It’s not a replacement for a record company’s more comprehensive infrastructure, but it can help carry musicians across periods of financial uncertainty. Scott doesn’t love the idea of crowdfunding, but she’s content to use Patreon to share demos and covers with fans who offer a margin of financial support.
Scott doesn’t love the idea of crowdfunding, but she’s content to use Patreon to share demos and covers with fans who offer a margin of financial support.
As a musician in 2018, “you’re not just selling records,” she says. “You’re selling a persona. You’re selling visual art, photographs, videos, you’re selling it all. It’s very hard to know, especially right now, what the best way to do that is.” She’d love to play more shows — she just played a rooftop in New York and a campground in Texas — but the market for touring musicians is oversaturated, given that it’s often easier to make a living selling concert tickets than records. She’d love to make more music videos, but the process is resource-intensive. She says she’s interested in doing a little acting sometime, “off-Broadway, or in a cool movie.”
Mostly, what Scott wants right now is the freedom to make music alongside the freedom to survive. “I would love to just do the basics right now,” she says. “Make a living and keep a home and try and be well while we sit through this major hell of a presidency. Bite our nails hoping that climate change is not really as nigh as it seems. Ideally, I would like to be well. I have big dreams, but right now the big dream is to have my needs met.”

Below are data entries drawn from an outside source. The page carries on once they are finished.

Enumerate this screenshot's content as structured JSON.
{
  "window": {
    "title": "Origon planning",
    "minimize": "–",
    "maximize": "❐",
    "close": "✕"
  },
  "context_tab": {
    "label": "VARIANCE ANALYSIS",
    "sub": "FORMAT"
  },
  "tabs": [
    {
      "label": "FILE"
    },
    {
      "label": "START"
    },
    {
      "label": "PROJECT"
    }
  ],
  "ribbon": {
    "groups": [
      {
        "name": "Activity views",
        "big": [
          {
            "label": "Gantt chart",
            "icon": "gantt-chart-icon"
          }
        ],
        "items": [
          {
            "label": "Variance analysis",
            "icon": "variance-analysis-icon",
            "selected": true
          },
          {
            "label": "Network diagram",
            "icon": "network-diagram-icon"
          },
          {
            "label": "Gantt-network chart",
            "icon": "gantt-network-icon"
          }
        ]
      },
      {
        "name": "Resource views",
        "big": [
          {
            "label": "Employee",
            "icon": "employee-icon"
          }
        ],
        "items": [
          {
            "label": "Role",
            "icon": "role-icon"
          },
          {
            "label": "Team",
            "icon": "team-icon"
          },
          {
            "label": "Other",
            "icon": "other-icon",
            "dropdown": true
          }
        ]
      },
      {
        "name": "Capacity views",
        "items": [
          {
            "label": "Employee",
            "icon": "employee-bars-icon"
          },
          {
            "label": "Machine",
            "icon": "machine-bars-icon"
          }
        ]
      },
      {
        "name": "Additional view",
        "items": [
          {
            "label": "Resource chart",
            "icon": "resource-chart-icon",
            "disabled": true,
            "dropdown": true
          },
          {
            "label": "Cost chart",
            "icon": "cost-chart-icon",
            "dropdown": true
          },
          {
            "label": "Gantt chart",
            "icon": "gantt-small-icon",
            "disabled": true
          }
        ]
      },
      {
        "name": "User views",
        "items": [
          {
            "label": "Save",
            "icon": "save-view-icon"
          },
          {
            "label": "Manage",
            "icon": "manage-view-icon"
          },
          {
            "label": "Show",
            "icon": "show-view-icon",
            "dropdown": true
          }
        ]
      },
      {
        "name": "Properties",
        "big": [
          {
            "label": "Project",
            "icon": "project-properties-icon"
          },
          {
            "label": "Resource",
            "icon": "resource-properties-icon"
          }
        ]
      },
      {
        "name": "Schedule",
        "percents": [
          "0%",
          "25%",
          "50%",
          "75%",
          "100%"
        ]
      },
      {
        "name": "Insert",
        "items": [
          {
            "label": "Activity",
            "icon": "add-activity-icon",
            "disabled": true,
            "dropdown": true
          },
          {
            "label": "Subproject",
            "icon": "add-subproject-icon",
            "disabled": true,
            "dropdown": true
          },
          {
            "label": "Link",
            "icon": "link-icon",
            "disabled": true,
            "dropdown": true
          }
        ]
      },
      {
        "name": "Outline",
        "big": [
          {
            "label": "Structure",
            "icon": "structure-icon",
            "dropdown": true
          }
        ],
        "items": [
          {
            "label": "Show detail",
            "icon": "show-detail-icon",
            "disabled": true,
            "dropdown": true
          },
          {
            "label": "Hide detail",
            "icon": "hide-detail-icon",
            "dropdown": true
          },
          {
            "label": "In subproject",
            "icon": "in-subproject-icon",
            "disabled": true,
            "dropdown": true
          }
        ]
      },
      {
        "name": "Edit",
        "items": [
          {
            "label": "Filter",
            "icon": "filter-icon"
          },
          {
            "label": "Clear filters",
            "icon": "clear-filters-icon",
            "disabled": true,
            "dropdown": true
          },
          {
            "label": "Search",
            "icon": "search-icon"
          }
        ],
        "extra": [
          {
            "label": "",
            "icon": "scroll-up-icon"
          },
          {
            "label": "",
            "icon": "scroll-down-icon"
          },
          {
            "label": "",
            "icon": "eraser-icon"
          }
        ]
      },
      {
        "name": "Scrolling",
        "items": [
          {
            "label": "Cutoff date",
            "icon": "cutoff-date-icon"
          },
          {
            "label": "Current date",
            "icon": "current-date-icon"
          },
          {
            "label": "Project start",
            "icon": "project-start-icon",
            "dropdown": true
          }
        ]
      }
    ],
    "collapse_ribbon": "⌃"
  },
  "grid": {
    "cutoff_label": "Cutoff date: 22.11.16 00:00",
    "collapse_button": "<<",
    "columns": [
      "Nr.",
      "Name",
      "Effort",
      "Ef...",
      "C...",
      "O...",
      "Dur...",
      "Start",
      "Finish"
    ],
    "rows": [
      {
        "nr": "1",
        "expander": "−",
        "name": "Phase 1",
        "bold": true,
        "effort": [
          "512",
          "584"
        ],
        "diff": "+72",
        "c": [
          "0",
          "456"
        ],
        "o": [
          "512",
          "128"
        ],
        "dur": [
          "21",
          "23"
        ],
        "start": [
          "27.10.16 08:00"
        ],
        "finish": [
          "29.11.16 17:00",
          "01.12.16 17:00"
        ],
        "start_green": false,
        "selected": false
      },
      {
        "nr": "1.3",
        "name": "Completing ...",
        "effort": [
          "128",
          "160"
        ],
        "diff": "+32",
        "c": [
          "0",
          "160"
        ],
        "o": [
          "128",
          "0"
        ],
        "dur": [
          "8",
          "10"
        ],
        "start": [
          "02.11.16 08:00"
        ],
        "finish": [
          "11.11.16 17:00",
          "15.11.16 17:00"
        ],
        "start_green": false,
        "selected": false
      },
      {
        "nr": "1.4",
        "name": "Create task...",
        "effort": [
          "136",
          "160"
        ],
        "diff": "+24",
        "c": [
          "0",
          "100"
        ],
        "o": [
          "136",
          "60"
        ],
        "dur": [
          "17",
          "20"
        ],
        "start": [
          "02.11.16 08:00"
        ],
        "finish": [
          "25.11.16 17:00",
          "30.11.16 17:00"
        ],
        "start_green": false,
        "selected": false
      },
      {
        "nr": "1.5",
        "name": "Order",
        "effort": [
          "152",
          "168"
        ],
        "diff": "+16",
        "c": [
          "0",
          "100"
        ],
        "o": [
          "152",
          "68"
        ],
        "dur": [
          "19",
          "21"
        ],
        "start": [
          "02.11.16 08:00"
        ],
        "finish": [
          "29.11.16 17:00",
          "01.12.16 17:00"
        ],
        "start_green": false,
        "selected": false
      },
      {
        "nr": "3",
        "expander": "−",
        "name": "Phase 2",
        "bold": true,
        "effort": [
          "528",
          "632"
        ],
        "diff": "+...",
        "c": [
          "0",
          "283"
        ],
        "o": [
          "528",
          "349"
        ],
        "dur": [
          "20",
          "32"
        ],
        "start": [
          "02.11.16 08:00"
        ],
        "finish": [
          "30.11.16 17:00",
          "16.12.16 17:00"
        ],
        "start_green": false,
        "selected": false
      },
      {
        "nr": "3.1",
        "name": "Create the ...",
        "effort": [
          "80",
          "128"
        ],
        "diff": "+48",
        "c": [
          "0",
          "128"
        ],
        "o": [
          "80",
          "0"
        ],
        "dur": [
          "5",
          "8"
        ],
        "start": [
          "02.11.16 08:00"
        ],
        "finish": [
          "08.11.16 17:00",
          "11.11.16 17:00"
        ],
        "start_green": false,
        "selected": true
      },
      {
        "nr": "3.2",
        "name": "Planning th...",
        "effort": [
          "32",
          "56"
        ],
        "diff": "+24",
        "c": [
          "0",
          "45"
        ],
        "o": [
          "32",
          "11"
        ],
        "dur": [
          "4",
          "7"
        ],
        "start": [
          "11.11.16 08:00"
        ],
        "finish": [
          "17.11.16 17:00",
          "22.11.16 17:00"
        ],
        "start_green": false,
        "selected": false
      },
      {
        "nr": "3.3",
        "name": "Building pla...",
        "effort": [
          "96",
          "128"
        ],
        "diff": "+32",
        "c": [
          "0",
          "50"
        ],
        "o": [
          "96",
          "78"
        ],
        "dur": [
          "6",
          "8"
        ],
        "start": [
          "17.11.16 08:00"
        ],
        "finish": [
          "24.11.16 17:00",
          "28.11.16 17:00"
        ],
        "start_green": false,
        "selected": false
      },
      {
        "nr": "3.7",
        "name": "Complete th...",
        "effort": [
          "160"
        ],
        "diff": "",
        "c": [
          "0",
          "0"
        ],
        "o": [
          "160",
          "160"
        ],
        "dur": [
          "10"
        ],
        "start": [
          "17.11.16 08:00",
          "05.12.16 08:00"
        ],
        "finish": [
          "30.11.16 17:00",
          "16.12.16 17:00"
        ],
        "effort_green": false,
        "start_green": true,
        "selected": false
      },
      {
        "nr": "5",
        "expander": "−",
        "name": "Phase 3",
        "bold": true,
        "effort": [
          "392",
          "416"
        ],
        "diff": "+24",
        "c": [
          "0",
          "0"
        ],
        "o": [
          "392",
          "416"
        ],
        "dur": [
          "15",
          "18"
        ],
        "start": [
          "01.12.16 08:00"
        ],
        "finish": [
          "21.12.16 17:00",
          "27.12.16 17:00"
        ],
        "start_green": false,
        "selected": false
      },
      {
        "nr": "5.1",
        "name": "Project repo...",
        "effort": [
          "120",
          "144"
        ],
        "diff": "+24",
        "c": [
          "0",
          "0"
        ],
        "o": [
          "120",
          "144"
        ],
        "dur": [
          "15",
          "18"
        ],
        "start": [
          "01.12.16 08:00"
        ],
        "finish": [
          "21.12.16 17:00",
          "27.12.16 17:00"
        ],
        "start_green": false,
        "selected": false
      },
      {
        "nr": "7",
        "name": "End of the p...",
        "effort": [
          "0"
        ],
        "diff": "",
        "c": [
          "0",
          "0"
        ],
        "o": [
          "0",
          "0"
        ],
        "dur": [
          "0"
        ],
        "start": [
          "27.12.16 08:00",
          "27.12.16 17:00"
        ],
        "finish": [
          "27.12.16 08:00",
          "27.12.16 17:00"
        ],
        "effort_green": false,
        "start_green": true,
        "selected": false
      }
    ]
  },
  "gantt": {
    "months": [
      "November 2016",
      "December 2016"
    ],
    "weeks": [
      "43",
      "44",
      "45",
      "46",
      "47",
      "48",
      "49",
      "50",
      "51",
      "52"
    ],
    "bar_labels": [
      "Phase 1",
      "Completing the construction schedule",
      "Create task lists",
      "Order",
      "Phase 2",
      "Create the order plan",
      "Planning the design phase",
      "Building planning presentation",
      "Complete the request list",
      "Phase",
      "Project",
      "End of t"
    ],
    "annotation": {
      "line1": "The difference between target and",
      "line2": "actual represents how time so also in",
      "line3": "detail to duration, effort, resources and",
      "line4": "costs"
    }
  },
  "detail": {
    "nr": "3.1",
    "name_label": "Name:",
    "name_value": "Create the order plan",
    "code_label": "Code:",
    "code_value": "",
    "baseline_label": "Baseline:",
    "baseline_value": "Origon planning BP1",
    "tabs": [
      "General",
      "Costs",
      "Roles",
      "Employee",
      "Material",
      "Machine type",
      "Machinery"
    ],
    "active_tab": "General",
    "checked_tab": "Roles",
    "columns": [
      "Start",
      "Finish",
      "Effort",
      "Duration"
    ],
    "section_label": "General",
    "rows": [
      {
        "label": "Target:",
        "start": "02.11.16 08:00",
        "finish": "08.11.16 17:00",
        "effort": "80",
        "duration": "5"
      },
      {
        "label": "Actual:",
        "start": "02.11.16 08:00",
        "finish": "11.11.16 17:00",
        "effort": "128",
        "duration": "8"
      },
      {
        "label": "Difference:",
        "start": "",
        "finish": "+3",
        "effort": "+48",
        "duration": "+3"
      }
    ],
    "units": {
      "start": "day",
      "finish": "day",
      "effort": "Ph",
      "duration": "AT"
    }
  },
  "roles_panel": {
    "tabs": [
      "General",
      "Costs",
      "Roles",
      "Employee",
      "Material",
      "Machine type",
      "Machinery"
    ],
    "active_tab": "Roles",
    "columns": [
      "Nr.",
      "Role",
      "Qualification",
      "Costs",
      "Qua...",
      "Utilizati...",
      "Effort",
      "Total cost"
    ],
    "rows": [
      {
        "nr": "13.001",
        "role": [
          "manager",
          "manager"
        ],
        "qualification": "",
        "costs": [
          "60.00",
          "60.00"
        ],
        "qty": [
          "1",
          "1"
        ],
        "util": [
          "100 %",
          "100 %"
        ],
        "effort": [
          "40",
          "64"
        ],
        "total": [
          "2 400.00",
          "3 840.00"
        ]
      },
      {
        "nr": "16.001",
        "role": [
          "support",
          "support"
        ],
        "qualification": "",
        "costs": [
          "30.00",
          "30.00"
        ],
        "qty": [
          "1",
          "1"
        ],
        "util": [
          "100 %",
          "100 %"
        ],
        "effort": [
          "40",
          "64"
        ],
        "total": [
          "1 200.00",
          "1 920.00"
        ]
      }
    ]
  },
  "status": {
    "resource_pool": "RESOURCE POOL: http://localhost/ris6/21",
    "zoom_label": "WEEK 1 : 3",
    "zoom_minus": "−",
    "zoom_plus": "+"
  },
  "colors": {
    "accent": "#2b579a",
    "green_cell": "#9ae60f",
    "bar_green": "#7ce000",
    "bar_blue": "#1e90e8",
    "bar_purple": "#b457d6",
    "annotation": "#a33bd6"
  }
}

2018 has been a creatively fruitful year for Scott, but it has also been a personally taxing one — an uneasy pairing. The songs are there; the infrastructure for distributing them is hazier. She feels free to make the music she wants to make, but she’s making it in an increasingly precarious environment. The music industry does not favor musicians. Late capitalism continues its steady march to the limits of exploitation, and artists like Torres keep writing songs.
She has written her next album, is about to take it to the studio, and plans to release it in the first half of 2019. The record, she says, furthers the lyrical themes that abounded on Three Futures — music about bodies and desire and pleasure never runs dry — but she expects it to sound warmer, rawer, and less clinical.
“I’ll be going for the jugular more with the new record,” she says. Though the hellish presidency tends to seep into just about everyone’s psychological state, her fourth record won’t in any way respond to contemporary politics.
“I only write music when I feel like I’m about to explode with whatever truth-bomb I need to unleash, and usually it only ever has to do with what’s going on in my interior world,” she says. “This new album will be a love album. Our current administration doesn’t deserve music, even combative music. It deserves eternal condemnation where there is no music and no light.”
If Three Futures was a yellow house in rural America, then Torres’s fourth album will be “a botanical garden,” she says. “It’s going to be lush.”
It’s easy to imagine Torres forging an oasis from scarcity. That’s her alchemy: A vacancy becomes a window, and once she sees it she doesn’t hesitate to climb through. Parting ways with her label didn’t alter her path.
“My world did not end. A record label is just a record label,” she says. “I’m so ready to move forward.”